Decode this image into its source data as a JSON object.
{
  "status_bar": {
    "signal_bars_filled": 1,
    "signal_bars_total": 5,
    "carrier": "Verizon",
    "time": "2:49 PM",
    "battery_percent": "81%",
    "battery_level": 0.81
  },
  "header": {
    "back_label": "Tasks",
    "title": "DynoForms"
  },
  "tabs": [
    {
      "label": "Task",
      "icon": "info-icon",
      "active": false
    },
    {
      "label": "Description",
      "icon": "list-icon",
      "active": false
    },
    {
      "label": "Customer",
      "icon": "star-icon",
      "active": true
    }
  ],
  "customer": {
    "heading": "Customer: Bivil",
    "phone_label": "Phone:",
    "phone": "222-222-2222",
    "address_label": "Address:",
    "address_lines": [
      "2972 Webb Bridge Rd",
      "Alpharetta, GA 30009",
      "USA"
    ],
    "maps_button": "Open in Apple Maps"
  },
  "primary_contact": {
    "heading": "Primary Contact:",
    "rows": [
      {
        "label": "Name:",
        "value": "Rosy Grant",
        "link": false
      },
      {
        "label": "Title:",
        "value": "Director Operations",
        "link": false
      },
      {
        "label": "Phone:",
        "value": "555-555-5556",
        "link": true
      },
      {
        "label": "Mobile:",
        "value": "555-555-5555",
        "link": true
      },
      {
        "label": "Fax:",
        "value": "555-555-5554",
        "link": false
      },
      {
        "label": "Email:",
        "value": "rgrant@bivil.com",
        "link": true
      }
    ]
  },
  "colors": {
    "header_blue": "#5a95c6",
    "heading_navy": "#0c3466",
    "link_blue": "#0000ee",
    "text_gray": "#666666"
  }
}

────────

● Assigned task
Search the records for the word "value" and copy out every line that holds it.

● Response to this exercise
        "value": "Rosy Grant",
        "value": "Director Operations",
        "value": "555-555-5556",
        "value": "555-555-5555",
        "value": "555-555-5554",
        "value": "rgrant@bivil.com",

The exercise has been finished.